-- Opening Marker --
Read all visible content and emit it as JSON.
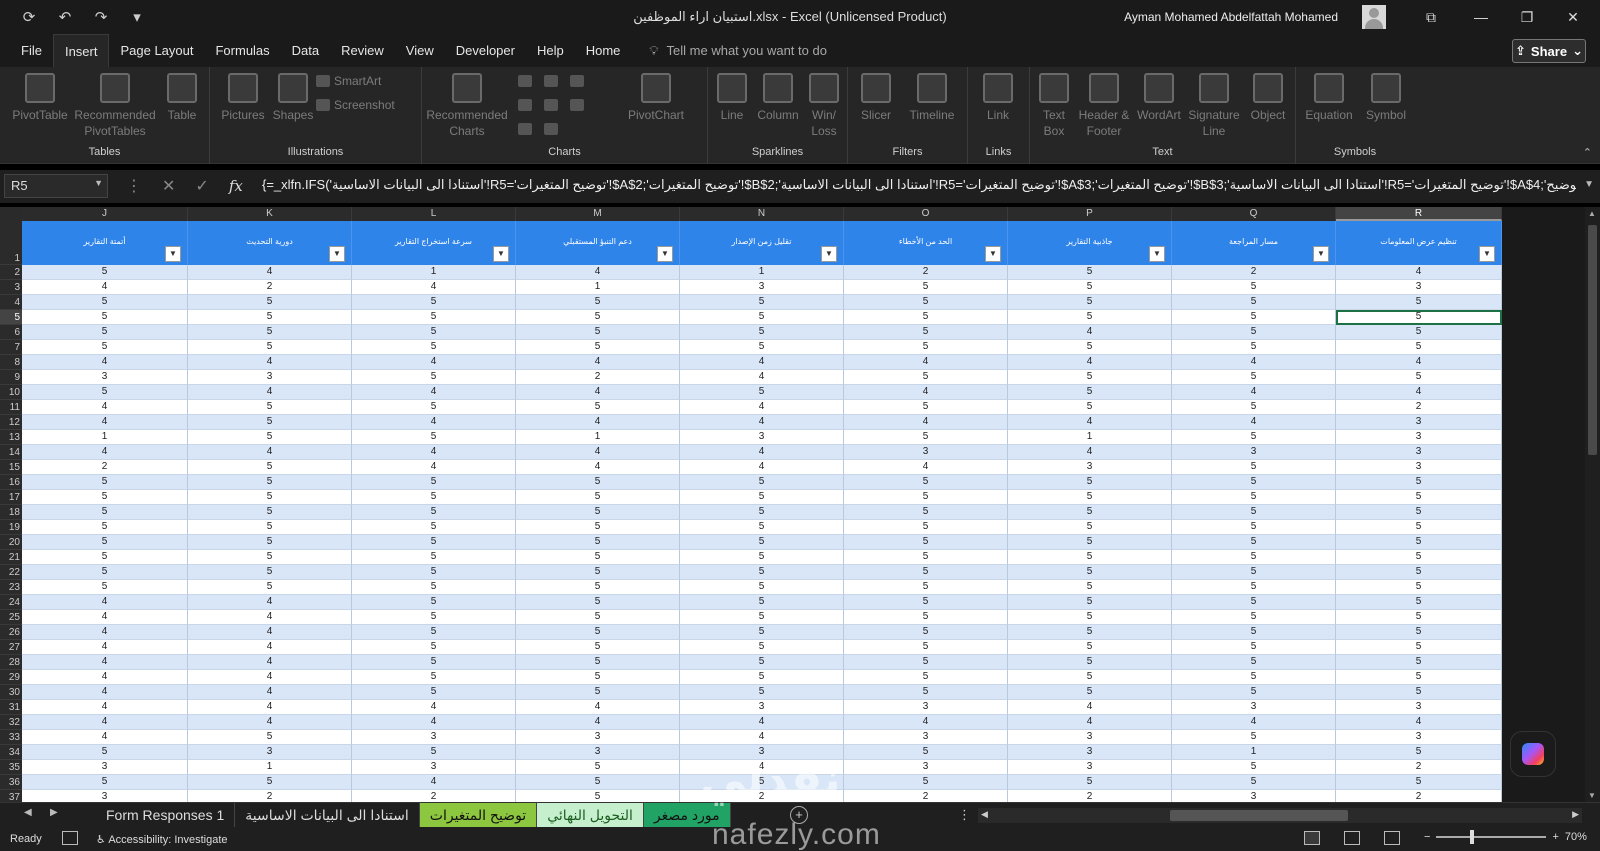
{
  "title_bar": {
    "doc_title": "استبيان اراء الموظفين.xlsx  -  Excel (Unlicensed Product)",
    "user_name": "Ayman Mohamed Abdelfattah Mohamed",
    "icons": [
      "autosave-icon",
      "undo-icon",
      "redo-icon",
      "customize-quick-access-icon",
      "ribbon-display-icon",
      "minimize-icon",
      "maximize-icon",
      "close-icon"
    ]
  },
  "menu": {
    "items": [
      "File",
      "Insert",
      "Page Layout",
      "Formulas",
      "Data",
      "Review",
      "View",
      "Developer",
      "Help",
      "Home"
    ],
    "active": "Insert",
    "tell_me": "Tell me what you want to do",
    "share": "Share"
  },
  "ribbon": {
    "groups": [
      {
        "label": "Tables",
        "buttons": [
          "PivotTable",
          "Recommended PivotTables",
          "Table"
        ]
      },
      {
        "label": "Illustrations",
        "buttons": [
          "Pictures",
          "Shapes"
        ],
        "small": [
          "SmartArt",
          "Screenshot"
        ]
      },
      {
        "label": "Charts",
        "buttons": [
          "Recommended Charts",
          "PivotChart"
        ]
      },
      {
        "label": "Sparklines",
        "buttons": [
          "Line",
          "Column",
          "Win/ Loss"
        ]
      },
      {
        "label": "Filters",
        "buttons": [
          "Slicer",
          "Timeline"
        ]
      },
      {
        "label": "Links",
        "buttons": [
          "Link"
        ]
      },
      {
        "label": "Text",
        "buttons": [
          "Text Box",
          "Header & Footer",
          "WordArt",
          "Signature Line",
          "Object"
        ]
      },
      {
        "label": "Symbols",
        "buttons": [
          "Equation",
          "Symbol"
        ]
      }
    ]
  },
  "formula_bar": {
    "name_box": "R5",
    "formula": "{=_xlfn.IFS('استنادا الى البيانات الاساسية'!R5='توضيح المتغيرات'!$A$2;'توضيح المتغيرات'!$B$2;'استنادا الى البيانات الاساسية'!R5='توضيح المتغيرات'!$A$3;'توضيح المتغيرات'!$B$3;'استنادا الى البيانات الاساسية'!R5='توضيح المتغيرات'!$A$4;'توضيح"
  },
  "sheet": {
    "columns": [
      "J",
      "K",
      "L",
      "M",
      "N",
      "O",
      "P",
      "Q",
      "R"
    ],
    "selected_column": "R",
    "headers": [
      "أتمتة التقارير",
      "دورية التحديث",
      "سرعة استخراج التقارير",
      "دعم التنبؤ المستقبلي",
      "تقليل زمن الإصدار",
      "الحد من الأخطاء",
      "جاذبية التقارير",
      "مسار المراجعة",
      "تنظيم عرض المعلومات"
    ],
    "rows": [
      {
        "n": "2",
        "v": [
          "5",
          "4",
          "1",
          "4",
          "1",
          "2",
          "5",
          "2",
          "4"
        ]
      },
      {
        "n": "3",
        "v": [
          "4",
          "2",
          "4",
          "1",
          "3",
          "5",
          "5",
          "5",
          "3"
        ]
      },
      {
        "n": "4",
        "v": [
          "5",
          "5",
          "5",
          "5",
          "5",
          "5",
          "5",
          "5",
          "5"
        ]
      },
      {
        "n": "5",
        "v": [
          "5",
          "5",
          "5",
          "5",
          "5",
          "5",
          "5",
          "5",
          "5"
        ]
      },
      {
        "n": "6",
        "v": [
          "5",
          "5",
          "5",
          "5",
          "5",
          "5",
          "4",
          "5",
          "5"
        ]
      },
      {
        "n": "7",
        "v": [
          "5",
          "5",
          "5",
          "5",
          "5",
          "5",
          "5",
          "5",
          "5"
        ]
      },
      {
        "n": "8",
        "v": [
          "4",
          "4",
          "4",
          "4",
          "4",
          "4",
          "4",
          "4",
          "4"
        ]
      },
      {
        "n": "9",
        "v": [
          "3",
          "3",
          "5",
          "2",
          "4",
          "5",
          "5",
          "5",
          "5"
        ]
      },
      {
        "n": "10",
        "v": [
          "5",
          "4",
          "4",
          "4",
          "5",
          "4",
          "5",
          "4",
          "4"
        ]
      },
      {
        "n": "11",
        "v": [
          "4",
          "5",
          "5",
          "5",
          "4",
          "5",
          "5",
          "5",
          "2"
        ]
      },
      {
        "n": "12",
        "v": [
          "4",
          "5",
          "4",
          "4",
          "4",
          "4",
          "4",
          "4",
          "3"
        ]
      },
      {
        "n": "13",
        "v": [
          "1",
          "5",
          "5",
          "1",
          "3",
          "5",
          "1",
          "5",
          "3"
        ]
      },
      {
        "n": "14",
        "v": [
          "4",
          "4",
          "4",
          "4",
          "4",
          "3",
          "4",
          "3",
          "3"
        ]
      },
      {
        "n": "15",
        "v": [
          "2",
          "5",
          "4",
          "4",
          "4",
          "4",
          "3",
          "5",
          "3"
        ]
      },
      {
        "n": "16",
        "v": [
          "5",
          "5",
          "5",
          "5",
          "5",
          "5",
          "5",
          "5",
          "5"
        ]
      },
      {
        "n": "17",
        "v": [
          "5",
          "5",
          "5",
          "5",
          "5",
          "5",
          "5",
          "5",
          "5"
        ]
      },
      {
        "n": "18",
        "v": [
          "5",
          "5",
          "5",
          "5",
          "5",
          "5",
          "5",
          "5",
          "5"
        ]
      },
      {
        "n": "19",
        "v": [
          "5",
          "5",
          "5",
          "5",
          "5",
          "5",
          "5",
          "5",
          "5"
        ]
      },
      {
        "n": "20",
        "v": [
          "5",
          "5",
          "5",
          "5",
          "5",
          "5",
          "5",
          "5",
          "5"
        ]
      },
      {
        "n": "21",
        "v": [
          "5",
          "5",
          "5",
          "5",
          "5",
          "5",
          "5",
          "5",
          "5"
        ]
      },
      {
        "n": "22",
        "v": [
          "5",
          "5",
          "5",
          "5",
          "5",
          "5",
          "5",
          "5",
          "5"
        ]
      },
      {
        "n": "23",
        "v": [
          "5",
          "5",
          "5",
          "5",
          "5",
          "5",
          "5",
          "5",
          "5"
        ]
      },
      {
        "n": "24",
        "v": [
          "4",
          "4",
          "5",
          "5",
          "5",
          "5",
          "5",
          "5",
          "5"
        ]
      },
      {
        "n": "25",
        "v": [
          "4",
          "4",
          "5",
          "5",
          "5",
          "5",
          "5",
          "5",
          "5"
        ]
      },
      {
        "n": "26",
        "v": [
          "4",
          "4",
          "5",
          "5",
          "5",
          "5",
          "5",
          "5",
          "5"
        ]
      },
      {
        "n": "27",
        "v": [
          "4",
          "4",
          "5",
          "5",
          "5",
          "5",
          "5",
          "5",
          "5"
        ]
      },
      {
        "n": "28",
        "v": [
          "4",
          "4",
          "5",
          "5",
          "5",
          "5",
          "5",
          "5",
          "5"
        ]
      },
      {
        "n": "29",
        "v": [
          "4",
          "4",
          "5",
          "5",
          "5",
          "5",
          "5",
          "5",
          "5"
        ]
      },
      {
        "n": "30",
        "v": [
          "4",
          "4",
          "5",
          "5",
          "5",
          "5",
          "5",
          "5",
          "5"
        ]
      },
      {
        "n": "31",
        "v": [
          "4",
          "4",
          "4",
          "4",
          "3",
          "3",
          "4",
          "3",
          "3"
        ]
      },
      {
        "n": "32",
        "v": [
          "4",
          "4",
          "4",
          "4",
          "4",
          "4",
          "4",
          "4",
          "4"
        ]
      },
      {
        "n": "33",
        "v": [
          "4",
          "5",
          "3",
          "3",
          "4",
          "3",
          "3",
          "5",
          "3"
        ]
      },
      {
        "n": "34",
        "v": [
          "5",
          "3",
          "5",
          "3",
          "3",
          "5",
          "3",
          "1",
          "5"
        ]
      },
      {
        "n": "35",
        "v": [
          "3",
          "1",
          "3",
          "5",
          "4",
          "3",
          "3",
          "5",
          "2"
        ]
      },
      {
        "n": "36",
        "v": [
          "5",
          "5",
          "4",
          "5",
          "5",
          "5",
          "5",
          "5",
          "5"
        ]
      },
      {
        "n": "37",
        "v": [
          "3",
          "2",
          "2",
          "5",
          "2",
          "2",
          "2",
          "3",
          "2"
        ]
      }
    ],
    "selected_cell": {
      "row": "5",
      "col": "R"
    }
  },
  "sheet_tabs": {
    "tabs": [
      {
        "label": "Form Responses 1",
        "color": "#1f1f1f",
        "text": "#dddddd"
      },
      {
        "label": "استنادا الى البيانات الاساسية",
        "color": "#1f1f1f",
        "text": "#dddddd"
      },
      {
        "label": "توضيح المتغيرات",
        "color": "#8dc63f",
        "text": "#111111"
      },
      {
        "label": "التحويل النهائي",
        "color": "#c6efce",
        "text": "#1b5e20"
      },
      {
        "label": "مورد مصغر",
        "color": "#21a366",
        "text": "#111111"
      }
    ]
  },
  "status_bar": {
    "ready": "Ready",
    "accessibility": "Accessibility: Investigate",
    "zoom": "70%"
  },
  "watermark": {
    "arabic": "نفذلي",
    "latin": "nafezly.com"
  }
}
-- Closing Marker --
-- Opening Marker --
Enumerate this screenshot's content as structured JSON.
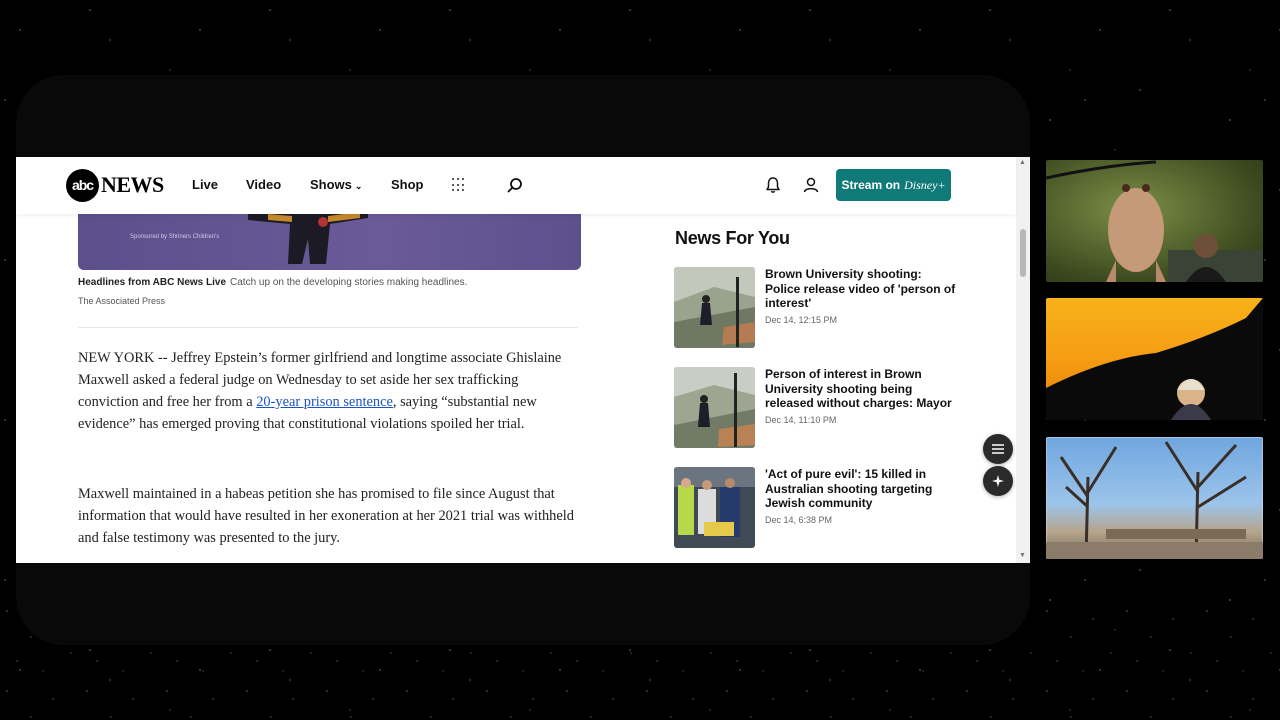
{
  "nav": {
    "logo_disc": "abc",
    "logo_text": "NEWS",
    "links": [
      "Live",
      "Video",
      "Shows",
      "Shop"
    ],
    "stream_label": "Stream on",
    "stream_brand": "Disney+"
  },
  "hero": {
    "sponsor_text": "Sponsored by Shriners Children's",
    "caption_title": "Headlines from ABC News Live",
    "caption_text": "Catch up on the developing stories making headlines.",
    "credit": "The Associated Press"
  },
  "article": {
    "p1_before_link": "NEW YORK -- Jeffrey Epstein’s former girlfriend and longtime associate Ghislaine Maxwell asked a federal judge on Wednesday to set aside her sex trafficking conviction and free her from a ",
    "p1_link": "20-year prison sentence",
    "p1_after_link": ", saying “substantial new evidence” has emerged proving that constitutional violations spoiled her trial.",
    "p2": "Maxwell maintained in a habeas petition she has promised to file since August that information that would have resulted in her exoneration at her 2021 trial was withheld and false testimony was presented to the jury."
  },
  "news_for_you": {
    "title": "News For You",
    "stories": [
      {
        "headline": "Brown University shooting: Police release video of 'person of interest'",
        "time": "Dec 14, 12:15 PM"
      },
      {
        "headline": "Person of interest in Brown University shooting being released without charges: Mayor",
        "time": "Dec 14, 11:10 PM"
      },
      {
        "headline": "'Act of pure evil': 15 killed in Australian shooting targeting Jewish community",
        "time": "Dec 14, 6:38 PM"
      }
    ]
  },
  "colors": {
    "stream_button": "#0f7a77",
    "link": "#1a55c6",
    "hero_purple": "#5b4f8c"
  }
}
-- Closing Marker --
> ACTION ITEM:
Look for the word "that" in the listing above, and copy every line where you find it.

> OUTPUT OF THE TASK:
    "p1_after_link": ", saying “substantial new evidence” has emerged proving that constitutional violations spoiled her trial.",
    "p2": "Maxwell maintained in a habeas petition she has promised to file since August that information that would have resulted in her exoneration at her 2021 trial was withheld and false testimony was presented to the jury."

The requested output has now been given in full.